- [ASSIGNMENT] For each line of the data below that holds "html", copy the line.

- [Interface dataset entries]
▽
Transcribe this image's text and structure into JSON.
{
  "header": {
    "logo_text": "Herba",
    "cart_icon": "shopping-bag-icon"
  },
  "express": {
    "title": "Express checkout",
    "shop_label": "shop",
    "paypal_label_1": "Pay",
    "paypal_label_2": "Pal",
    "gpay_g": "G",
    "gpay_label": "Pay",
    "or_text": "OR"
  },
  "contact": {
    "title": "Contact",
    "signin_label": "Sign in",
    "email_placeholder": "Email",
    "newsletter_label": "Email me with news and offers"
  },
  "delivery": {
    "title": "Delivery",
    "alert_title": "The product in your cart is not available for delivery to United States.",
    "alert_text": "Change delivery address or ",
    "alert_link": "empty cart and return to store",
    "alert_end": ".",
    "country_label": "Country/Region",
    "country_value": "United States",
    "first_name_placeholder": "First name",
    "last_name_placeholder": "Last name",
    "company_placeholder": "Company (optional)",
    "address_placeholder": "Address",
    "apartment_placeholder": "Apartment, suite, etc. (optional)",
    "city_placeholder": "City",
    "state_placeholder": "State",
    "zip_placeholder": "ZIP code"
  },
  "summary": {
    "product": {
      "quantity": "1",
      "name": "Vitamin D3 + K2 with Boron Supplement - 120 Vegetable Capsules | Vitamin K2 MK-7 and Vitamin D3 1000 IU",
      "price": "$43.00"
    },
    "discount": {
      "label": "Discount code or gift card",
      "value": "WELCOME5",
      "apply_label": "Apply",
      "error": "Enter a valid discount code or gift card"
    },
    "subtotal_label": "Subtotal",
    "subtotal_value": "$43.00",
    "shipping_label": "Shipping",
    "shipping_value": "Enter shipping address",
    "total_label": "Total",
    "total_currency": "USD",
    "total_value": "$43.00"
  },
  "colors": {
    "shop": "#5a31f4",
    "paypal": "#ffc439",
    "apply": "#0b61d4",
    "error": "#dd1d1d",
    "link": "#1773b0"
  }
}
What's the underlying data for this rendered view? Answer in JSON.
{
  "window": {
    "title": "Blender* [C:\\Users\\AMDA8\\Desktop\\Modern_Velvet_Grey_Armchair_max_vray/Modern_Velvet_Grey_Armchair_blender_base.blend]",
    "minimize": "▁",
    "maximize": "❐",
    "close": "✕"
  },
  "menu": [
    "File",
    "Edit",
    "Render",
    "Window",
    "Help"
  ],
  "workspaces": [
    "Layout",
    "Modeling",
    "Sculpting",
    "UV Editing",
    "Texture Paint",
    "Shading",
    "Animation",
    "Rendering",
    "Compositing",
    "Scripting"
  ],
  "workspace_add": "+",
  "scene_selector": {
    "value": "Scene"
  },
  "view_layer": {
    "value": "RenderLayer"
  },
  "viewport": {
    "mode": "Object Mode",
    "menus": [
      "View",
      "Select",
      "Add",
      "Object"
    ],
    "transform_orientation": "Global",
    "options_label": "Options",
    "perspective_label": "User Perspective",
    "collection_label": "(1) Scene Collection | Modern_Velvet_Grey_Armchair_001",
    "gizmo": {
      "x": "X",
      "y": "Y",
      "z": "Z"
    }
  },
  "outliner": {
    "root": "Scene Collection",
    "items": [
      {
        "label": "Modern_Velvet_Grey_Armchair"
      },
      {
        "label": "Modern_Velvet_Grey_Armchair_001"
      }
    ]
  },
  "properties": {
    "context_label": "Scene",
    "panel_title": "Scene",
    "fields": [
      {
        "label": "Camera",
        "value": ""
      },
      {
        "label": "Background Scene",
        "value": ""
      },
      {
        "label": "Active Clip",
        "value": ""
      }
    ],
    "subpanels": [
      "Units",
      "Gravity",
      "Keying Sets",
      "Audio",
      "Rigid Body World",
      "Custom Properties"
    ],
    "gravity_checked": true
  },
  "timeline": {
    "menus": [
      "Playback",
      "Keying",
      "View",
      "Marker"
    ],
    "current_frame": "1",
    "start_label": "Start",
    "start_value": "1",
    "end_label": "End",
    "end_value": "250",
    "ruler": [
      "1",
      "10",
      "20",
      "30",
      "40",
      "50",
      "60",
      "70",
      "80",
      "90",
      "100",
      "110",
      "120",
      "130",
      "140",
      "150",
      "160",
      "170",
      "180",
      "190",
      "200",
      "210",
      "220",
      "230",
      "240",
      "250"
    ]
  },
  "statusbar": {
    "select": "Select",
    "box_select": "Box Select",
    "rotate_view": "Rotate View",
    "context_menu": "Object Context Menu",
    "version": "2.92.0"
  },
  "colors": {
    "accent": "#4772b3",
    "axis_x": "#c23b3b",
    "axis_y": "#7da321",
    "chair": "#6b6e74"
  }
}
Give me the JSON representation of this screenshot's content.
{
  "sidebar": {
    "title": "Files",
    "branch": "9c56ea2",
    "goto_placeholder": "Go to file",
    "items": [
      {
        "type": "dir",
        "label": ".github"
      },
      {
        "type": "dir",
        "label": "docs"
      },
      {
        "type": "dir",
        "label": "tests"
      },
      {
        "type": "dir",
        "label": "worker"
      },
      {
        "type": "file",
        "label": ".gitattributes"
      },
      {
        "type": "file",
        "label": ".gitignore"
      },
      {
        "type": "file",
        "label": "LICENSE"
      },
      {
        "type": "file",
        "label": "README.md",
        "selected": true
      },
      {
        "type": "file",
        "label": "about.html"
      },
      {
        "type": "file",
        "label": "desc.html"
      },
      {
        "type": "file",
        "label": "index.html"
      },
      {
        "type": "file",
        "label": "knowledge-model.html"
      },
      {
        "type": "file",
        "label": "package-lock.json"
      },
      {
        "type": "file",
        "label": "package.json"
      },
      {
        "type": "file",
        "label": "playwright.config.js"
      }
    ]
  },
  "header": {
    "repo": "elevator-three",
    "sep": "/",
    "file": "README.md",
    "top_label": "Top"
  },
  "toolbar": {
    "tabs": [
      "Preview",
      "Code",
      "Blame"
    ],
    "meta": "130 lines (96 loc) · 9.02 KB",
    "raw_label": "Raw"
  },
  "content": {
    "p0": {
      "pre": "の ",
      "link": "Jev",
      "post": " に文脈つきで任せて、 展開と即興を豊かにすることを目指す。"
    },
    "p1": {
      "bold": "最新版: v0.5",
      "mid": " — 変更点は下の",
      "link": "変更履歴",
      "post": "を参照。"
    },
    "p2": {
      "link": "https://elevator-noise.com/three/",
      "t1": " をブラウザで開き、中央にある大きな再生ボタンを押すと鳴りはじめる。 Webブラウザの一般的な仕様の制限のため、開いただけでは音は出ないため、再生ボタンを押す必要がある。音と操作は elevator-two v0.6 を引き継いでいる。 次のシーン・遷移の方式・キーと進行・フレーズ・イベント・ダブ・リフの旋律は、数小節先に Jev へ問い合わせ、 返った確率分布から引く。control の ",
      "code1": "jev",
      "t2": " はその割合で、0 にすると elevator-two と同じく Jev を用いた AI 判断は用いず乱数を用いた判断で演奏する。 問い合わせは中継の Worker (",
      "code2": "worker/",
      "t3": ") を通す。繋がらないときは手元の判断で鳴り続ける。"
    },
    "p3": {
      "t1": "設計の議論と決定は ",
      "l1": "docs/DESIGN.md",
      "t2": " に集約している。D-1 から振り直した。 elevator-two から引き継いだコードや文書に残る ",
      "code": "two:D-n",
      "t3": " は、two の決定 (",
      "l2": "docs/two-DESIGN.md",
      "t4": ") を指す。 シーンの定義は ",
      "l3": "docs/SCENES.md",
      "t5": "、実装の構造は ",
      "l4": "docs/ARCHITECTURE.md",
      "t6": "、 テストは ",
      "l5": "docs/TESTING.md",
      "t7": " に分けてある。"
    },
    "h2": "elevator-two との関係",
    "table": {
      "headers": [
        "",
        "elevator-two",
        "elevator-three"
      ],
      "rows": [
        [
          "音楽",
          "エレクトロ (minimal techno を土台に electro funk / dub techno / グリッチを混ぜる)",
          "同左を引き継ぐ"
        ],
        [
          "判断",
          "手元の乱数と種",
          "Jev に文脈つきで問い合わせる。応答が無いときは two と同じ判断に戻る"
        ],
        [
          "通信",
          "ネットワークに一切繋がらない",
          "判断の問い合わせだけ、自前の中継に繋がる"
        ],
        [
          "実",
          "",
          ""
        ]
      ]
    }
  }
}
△
- [SOLUTION TO THE EXERCISE]
        "label": "about.html"
        "label": "desc.html"
        "label": "index.html"
        "label": "knowledge-model.html"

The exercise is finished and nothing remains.